• **Supplied data**
==============================

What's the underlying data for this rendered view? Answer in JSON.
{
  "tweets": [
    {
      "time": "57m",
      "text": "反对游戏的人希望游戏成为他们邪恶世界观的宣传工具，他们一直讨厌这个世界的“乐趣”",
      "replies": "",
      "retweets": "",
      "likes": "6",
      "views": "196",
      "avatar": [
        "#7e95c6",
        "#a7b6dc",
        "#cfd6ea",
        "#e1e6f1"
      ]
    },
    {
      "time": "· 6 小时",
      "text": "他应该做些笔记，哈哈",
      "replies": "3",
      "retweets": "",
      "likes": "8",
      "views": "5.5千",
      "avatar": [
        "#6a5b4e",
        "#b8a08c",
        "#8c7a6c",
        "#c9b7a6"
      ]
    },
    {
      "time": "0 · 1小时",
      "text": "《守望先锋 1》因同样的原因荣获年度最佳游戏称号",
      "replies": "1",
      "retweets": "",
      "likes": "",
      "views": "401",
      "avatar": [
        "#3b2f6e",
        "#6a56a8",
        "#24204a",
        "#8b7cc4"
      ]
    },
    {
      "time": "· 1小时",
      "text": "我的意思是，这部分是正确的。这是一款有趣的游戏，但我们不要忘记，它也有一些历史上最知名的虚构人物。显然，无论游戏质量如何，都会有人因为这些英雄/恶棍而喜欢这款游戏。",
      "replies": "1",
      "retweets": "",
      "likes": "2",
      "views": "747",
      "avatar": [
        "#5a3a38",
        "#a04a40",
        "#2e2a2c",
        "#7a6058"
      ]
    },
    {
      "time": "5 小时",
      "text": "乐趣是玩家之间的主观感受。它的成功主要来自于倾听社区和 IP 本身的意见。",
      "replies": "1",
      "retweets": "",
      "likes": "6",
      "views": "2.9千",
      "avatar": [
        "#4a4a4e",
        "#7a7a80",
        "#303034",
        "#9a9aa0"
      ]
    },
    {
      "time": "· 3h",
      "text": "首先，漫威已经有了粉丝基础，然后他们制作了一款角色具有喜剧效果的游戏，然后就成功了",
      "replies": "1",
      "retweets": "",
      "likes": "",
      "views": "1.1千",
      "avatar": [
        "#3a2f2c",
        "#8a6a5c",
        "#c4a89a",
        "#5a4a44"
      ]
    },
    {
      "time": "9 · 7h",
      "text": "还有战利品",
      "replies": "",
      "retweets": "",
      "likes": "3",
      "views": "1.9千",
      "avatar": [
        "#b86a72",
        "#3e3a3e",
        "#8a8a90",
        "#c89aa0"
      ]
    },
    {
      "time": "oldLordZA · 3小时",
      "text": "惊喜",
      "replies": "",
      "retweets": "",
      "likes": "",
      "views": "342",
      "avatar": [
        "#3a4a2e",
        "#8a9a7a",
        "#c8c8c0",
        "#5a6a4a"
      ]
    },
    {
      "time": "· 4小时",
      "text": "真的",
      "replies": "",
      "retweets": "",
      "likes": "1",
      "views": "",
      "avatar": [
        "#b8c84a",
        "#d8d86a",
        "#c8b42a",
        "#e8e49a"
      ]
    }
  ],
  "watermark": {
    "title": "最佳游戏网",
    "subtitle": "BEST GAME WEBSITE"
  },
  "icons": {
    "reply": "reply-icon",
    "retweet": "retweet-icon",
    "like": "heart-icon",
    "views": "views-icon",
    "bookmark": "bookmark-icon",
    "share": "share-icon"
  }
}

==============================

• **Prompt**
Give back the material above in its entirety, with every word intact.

• **Result below**
What's the underlying data for this rendered view? Answer in JSON.
{
  "tweets": [
    {
      "time": "57m",
      "text": "反对游戏的人希望游戏成为他们邪恶世界观的宣传工具，他们一直讨厌这个世界的“乐趣”",
      "replies": "",
      "retweets": "",
      "likes": "6",
      "views": "196",
      "avatar": [
        "#7e95c6",
        "#a7b6dc",
        "#cfd6ea",
        "#e1e6f1"
      ]
    },
    {
      "time": "· 6 小时",
      "text": "他应该做些笔记，哈哈",
      "replies": "3",
      "retweets": "",
      "likes": "8",
      "views": "5.5千",
      "avatar": [
        "#6a5b4e",
        "#b8a08c",
        "#8c7a6c",
        "#c9b7a6"
      ]
    },
    {
      "time": "0 · 1小时",
      "text": "《守望先锋 1》因同样的原因荣获年度最佳游戏称号",
      "replies": "1",
      "retweets": "",
      "likes": "",
      "views": "401",
      "avatar": [
        "#3b2f6e",
        "#6a56a8",
        "#24204a",
        "#8b7cc4"
      ]
    },
    {
      "time": "· 1小时",
      "text": "我的意思是，这部分是正确的。这是一款有趣的游戏，但我们不要忘记，它也有一些历史上最知名的虚构人物。显然，无论游戏质量如何，都会有人因为这些英雄/恶棍而喜欢这款游戏。",
      "replies": "1",
      "retweets": "",
      "likes": "2",
      "views": "747",
      "avatar": [
        "#5a3a38",
        "#a04a40",
        "#2e2a2c",
        "#7a6058"
      ]
    },
    {
      "time": "5 小时",
      "text": "乐趣是玩家之间的主观感受。它的成功主要来自于倾听社区和 IP 本身的意见。",
      "replies": "1",
      "retweets": "",
      "likes": "6",
      "views": "2.9千",
      "avatar": [
        "#4a4a4e",
        "#7a7a80",
        "#303034",
        "#9a9aa0"
      ]
    },
    {
      "time": "· 3h",
      "text": "首先，漫威已经有了粉丝基础，然后他们制作了一款角色具有喜剧效果的游戏，然后就成功了",
      "replies": "1",
      "retweets": "",
      "likes": "",
      "views": "1.1千",
      "avatar": [
        "#3a2f2c",
        "#8a6a5c",
        "#c4a89a",
        "#5a4a44"
      ]
    },
    {
      "time": "9 · 7h",
      "text": "还有战利品",
      "replies": "",
      "retweets": "",
      "likes": "3",
      "views": "1.9千",
      "avatar": [
        "#b86a72",
        "#3e3a3e",
        "#8a8a90",
        "#c89aa0"
      ]
    },
    {
      "time": "oldLordZA · 3小时",
      "text": "惊喜",
      "replies": "",
      "retweets": "",
      "likes": "",
      "views": "342",
      "avatar": [
        "#3a4a2e",
        "#8a9a7a",
        "#c8c8c0",
        "#5a6a4a"
      ]
    },
    {
      "time": "· 4小时",
      "text": "真的",
      "replies": "",
      "retweets": "",
      "likes": "1",
      "views": "",
      "avatar": [
        "#b8c84a",
        "#d8d86a",
        "#c8b42a",
        "#e8e49a"
      ]
    }
  ],
  "watermark": {
    "title": "最佳游戏网",
    "subtitle": "BEST GAME WEBSITE"
  },
  "icons": {
    "reply": "reply-icon",
    "retweet": "retweet-icon",
    "like": "heart-icon",
    "views": "views-icon",
    "bookmark": "bookmark-icon",
    "share": "share-icon"
  }
}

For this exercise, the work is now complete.